EXERCISE BRIEF:
If a line in the entries contains the word "title", list it.

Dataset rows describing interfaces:
::::::::

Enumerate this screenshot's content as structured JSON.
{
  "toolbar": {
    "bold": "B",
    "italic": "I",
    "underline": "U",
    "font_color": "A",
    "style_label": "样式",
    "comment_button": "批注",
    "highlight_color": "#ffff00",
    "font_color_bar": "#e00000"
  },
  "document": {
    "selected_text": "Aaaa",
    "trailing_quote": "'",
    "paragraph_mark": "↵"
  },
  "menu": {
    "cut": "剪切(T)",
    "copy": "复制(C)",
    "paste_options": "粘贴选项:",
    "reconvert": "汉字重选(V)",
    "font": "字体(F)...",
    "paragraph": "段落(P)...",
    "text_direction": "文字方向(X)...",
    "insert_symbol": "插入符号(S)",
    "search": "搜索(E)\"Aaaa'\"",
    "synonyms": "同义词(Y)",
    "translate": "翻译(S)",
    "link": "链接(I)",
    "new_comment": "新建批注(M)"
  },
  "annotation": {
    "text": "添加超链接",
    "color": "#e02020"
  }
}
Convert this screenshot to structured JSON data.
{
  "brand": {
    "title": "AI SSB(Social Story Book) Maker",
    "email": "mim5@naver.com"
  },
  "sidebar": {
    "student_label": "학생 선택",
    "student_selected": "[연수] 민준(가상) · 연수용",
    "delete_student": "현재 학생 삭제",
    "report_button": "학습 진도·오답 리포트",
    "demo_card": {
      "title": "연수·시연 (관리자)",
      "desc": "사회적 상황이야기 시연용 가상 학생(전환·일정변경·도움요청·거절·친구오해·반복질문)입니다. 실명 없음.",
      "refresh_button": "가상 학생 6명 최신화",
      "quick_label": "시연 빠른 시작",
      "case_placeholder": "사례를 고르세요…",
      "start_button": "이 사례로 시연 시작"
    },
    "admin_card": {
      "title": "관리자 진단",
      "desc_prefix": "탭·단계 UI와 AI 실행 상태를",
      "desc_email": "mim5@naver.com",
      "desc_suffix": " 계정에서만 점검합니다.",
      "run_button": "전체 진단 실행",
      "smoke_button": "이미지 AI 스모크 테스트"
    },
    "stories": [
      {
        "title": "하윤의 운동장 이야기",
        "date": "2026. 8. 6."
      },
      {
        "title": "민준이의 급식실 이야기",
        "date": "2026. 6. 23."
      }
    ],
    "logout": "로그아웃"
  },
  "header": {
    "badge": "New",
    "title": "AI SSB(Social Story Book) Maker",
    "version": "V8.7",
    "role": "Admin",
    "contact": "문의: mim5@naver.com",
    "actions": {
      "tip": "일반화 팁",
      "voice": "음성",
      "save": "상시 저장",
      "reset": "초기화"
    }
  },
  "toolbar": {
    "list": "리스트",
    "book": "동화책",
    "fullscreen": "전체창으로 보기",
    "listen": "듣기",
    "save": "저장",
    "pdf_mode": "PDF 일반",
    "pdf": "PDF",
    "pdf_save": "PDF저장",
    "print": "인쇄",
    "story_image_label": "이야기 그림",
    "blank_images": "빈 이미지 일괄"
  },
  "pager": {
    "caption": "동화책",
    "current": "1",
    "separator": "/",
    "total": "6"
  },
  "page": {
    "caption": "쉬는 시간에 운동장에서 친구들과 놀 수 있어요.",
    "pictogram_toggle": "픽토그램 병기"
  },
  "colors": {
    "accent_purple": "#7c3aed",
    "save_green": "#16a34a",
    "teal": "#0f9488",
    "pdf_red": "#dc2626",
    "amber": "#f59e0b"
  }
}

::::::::

EXERCISE RESPONSE:
    "title": "AI SSB(Social Story Book) Maker",
      "title": "연수·시연 (관리자)",
      "title": "관리자 진단",
        "title": "하윤의 운동장 이야기",
        "title": "민준이의 급식실 이야기",
    "title": "AI SSB(Social Story Book) Maker",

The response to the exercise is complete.